ASIC urges investment product issuers to meet their design and distribution obligations
The Australian Securities and Investments Commission (ASIC) today called on investment product issuers to step up their efforts after an initial review found significant room for improvement in how they meet their design and distribution obligations (DDO).
The DDO, now into its second year, marks a significant shift to outcomes-based regulation. Ultimately, it requires financial products to be designed and distributed with clear and contemporary consideration of the objectives, financial situation and needs of the consumers and retail investors being targeted.
ASIC undertook an initial, risk-based review of how investment product issuers are meeting the DDO. The review found that a significant number of the product issuers made deficient target market determinations (TMDs), with poorly defined target markets and unclear or inadequate product governance arrangements.
ASIC prioritised the initial review of investment products because of concerns that investors were being inappropriately exposed to high-risk products. The key target market deficiencies ASIC identified across investment product issuers include:
- target markets defined too broadly – a factor in 15 stop orders;
- unsuitable investor risk profiles used – a factor in 21 stop orders;
- inappropriate levels of portfolio allocation used – a factor in 10 stop orders; and
- unsuitable investment timeframes and/or withdrawal features, not reflecting the product’s risks and liquidity profile – a factor in 18 stop orders.
The regulator also identified inappropriate or no distribution conditions – a factor in 13 stop orders.
Many of these deficiencies appeared when issuers relied on TMD templates without customising them appropriately.
As a result, ASIC placed interim stop orders on 26 investment products from 18 issuers since 1 July 2022, representing $6.6 billion in funds invested by retail investors. These actions by ASIC resulted in 12 issuers amending 18 TMDs to address the deficiencies and five issuers withdrawing seven products.
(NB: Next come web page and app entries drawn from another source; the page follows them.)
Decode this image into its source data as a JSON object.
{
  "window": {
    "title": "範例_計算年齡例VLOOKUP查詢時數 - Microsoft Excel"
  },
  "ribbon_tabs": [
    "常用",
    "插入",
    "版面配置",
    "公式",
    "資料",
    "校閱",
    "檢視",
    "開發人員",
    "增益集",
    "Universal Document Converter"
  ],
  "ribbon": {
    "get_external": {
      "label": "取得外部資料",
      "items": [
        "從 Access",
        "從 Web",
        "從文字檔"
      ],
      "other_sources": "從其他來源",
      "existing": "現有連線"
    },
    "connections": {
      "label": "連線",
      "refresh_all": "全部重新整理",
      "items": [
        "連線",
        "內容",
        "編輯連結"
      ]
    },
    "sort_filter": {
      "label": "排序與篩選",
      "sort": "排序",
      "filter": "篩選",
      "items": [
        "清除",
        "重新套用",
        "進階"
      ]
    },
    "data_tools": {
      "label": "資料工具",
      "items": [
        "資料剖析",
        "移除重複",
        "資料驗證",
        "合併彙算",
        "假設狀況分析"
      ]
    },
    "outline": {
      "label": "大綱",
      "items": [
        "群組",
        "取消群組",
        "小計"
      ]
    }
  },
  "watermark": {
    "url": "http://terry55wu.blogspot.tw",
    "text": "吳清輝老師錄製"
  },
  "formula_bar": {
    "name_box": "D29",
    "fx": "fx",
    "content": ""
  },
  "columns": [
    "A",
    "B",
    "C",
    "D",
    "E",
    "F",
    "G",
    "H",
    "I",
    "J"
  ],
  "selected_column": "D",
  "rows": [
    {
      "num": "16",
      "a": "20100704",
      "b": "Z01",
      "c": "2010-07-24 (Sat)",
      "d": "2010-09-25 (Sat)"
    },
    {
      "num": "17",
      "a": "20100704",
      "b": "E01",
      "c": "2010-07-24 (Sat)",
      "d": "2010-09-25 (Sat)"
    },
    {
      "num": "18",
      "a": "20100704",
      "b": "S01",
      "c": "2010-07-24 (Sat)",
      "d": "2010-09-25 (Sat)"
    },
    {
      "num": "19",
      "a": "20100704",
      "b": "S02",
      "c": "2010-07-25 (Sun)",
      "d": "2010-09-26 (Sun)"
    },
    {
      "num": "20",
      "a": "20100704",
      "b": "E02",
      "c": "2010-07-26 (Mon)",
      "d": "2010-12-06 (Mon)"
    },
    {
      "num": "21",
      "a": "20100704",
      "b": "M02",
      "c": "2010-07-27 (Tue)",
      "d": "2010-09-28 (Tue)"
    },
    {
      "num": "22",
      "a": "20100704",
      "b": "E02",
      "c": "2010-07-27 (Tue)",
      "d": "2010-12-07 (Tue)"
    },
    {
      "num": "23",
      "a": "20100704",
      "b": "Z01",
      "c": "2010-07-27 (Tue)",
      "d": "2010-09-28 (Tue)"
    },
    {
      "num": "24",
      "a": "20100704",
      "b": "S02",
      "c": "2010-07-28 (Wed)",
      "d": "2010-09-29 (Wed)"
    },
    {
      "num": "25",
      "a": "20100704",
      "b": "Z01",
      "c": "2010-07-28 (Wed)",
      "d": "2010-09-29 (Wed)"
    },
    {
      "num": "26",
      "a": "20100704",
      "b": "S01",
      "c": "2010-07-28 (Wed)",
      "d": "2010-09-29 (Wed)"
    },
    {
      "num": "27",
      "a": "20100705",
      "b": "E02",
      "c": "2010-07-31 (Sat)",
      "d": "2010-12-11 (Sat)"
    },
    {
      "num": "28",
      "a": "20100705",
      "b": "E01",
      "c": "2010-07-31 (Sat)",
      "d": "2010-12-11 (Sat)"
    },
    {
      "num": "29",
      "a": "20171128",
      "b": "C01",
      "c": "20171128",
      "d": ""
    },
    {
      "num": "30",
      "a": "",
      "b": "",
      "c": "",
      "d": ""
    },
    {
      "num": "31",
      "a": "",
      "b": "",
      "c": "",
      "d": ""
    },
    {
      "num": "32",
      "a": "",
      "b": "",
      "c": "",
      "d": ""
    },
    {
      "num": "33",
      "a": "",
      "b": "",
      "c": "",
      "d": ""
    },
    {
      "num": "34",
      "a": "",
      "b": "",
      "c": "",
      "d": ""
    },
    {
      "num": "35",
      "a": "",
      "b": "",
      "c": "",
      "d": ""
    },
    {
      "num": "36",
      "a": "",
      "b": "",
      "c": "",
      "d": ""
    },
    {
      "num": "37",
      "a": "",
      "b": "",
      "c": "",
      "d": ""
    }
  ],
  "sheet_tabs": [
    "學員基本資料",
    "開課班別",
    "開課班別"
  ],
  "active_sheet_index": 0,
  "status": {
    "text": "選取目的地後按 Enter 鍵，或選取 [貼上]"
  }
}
ASIC also reviewed the product design arrangements of 12 issuers of around 640 registered managed investment schemes to check how they met the ‘reasonable steps’ and TMD review obligations. ASIC found a prolific use of investor questionnaires to meet the ‘reasonable steps’ obligation without a clear underlying governance and distribution framework. While all issuers had arrangements to meet their TMD review obligations, they needed to use review triggers more effectively and improve their processes upon a review trigger.